"Applying conventional disciplines of chemistry to current and future issues."

Nanoscience & Technology

protein-lipid compex diagram Vas Narayanaswami's group evaluates the possibility of using protein-lipid complexes as 'nanovehicles' to deliver anti-inflammatory, antioxidant or anti-amyloid bioflavonoids across the blood brain barrier. The goal is to make the flavonoids available in an active and biologically functional form in the brain. The lipophilic environment in the core of the complexes allows effective partitioning of hydrophobic molecules that can be transported in the circulatory system and made available in a potent form at the required sites. The approach of administering flavonoids and other 'nutraceuticals' packaged as protein-lipid complexes has the potential to treat a variety of disorders such as Alzheimer's disease, Down's syndrome and other neurological disorders.

carbon 60 and gold nano particle hybrid film diagram Young Shon's group targets the preparation of engineered nanostructured materials such as nanoparticle-ZnO2 and nanoparticle-graphene hybrids that are suitable for plasmonic and photocatalysis applications. Since the materials that show strong light absorption (ZnO) or electron bathing capability (graphene) in the UV-visible to near infrared range are capable of influencing optical and catalytic properties of adjoining metal nanoparticles, the significant enhancement of plasmonic and photocatalytic efficiency might be achieved by depositing metal nanoparticles on the surfaces of these materials. In addition, the increased use of engineered nanomaterials has generated a need to define their dynamic behaviors and impacts in physical and chemical properties. The nature and extent of the thermally or chemically induced transformations (e.g. aggregation, dissolution, and migration) must be understood before significant progress can be made toward predicting the device performances of these engineered nanostructured materials.

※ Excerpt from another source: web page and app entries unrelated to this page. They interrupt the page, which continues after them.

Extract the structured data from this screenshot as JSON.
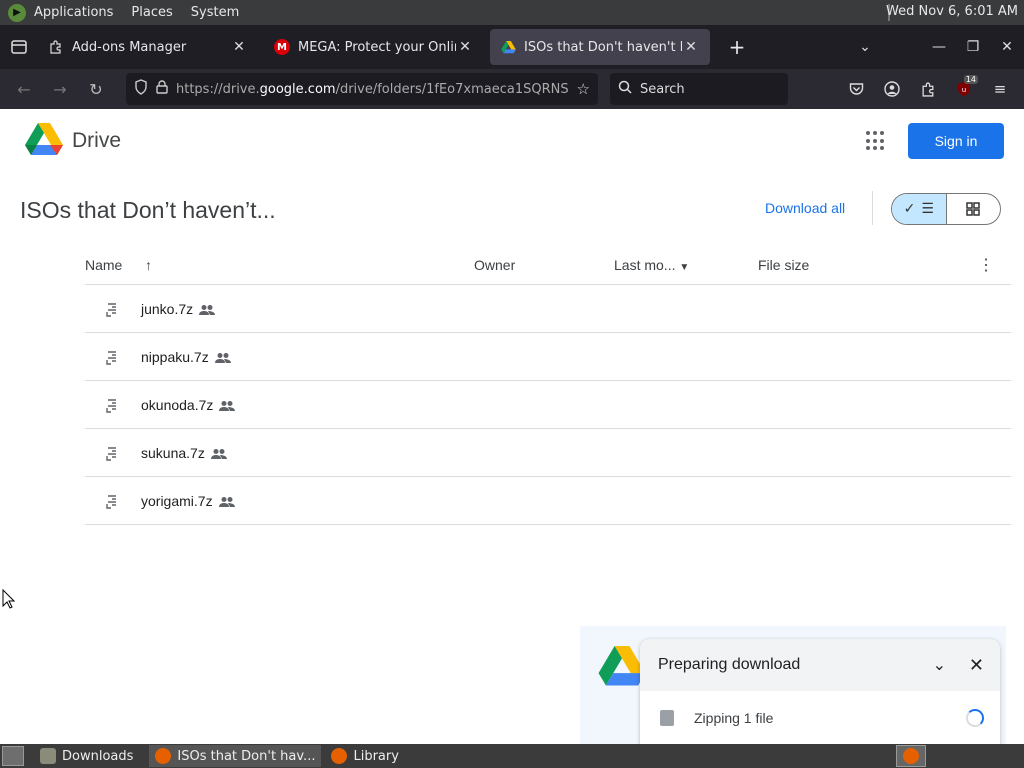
{
  "desktop_panel": {
    "menus": [
      "Applications",
      "Places",
      "System"
    ],
    "clock": "Wed Nov  6,  6:01 AM"
  },
  "browser": {
    "tabs": [
      {
        "title": "Add-ons Manager",
        "icon": "puzzle-icon"
      },
      {
        "title": "MEGA: Protect your Online Privacy",
        "icon": "mega-icon"
      },
      {
        "title": "ISOs that Don't haven't been",
        "icon": "google-drive-icon"
      }
    ],
    "new_tab": "+",
    "url_prefix": "https://drive.",
    "url_domain": "google.com",
    "url_rest": "/drive/folders/1fEo7xmaeca1SQRNS",
    "search_placeholder": "Search",
    "ublock_badge": "14"
  },
  "drive": {
    "product_name": "Drive",
    "sign_in": "Sign in",
    "folder_title": "ISOs that Don’t haven’t...",
    "download_all": "Download all",
    "columns": {
      "name": "Name",
      "owner": "Owner",
      "last_modified": "Last mo...",
      "file_size": "File size"
    },
    "files": [
      {
        "name": "junko.7z"
      },
      {
        "name": "nippaku.7z"
      },
      {
        "name": "okunoda.7z"
      },
      {
        "name": "sukuna.7z"
      },
      {
        "name": "yorigami.7z"
      }
    ]
  },
  "download_toast": {
    "title": "Preparing download",
    "status": "Zipping 1 file"
  },
  "taskbar": {
    "items": [
      "Downloads",
      "ISOs that Don't hav...",
      "Library"
    ]
  },
  "colors": {
    "accent": "#1a73e8",
    "tab_bar": "#1f1e25",
    "nav_bar": "#2b2a33"
  }
}
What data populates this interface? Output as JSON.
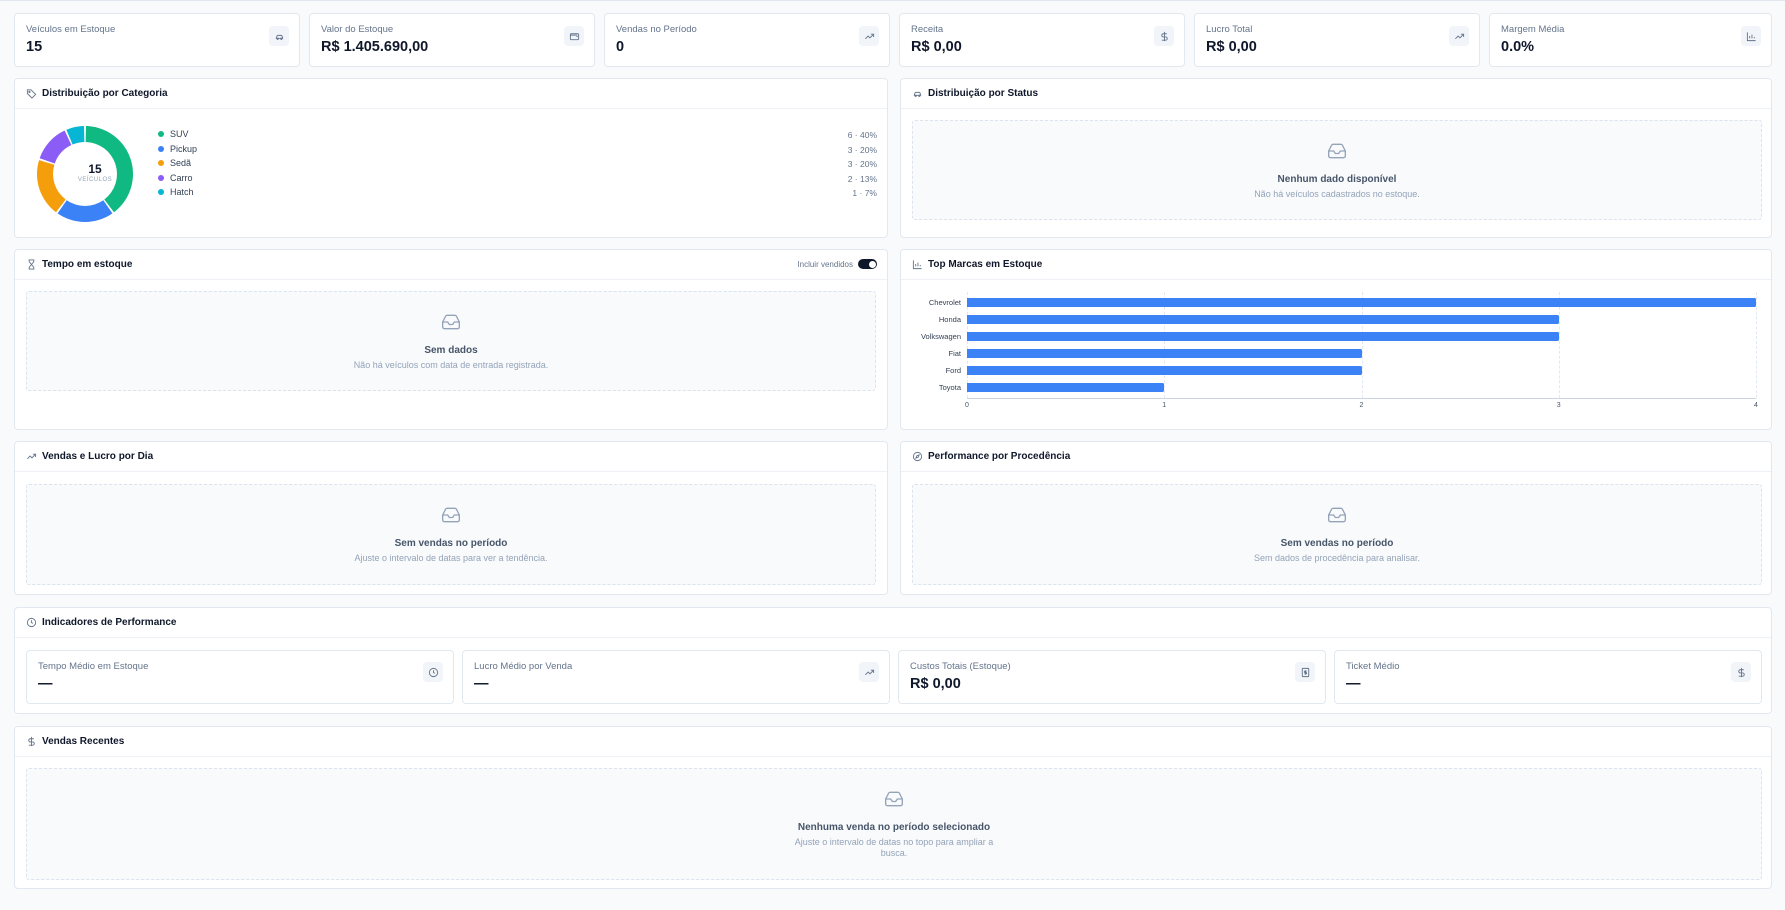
{
  "kpis": [
    {
      "label": "Veículos em Estoque",
      "value": "15",
      "icon": "car-icon"
    },
    {
      "label": "Valor do Estoque",
      "value": "R$ 1.405.690,00",
      "icon": "wallet-icon"
    },
    {
      "label": "Vendas no Período",
      "value": "0",
      "icon": "trending-up-icon"
    },
    {
      "label": "Receita",
      "value": "R$ 0,00",
      "icon": "dollar-icon"
    },
    {
      "label": "Lucro Total",
      "value": "R$ 0,00",
      "icon": "trending-up-icon"
    },
    {
      "label": "Margem Média",
      "value": "0.0%",
      "icon": "bar-chart-icon"
    }
  ],
  "categoria": {
    "title": "Distribuição por Categoria",
    "total": "15",
    "total_label": "VEÍCULOS",
    "items": [
      {
        "name": "SUV",
        "value": 6,
        "label": "6 · 40%",
        "color": "#10b981"
      },
      {
        "name": "Pickup",
        "value": 3,
        "label": "3 · 20%",
        "color": "#3b82f6"
      },
      {
        "name": "Sedã",
        "value": 3,
        "label": "3 · 20%",
        "color": "#f59e0b"
      },
      {
        "name": "Carro",
        "value": 2,
        "label": "2 · 13%",
        "color": "#8b5cf6"
      },
      {
        "name": "Hatch",
        "value": 1,
        "label": "1 · 7%",
        "color": "#06b6d4"
      }
    ]
  },
  "status": {
    "title": "Distribuição por Status",
    "empty_title": "Nenhum dado disponível",
    "empty_sub": "Não há veículos cadastrados no estoque."
  },
  "tempo": {
    "title": "Tempo em estoque",
    "toggle_label": "Incluir vendidos",
    "empty_title": "Sem dados",
    "empty_sub": "Não há veículos com data de entrada registrada."
  },
  "marcas": {
    "title": "Top Marcas em Estoque"
  },
  "vendas_lucro": {
    "title": "Vendas e Lucro por Dia",
    "empty_title": "Sem vendas no período",
    "empty_sub": "Ajuste o intervalo de datas para ver a tendência."
  },
  "procedencia": {
    "title": "Performance por Procedência",
    "empty_title": "Sem vendas no período",
    "empty_sub": "Sem dados de procedência para analisar."
  },
  "indicadores": {
    "title": "Indicadores de Performance",
    "items": [
      {
        "label": "Tempo Médio em Estoque",
        "value": "—",
        "icon": "clock-icon"
      },
      {
        "label": "Lucro Médio por Venda",
        "value": "—",
        "icon": "trending-up-icon"
      },
      {
        "label": "Custos Totais (Estoque)",
        "value": "R$ 0,00",
        "icon": "receipt-icon"
      },
      {
        "label": "Ticket Médio",
        "value": "—",
        "icon": "dollar-icon"
      }
    ]
  },
  "recentes": {
    "title": "Vendas Recentes",
    "empty_title": "Nenhuma venda no período selecionado",
    "empty_sub": "Ajuste o intervalo de datas no topo para ampliar a busca."
  },
  "chart_data": {
    "type": "bar",
    "orientation": "horizontal",
    "categories": [
      "Chevrolet",
      "Honda",
      "Volkswagen",
      "Fiat",
      "Ford",
      "Toyota"
    ],
    "values": [
      4,
      3,
      3,
      2,
      2,
      1
    ],
    "xlim": [
      0,
      4
    ],
    "xticks": [
      0,
      1,
      2,
      3,
      4
    ],
    "color": "#3b82f6",
    "grid": true
  }
}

collagen based material diagram Kasha Slowinska's group is interested in synthesis and characterization of collagen-derived nanomaterials. They take advantage of significant rigidity of collagen triple helix in synthesizing organic porous nanostructires with well defined pore sizes and organic functionalities. In preparation of novel biomaterials the group also employs metallic nanoparticles to introduce variety of functionalities into biopolymeric structures. They are also interested in new strategies for the long-term operation of implantable sensors that involve controlled assembly of fibrous capsule. Techniques used in the lab include synthetic methods, SEM, TEM, FRAP, DSC, CD, Electrochemistry, Microfabrication, Cell culture, and Bioassays.

representative diagram Kris Slowinski's group aims at elucidating the electrical properties of single molecules and two-dimensional molecular assemblies. The fundamental knowledge gained in these experiments is used to develop a variety of sensors where the analyte binding causes experimentally effectual change in electrical properties of the system. Current and future projects in this group include electrical detection of proteins, electrical characterization of monolayers of conducting polymers, characterization of the effect of molecular contact on electrical properties of molecules, characterization of Langmuir monolayers on mercury surface, and several related projects involving imaging of nanostructures. Their lab uses variety of research tools including scanning tunneling microscope, scanning electrochemical microscope, Langmuir-Blodgett trough, home-made tunnel junctions based on mercury drop, and electrochemical methods.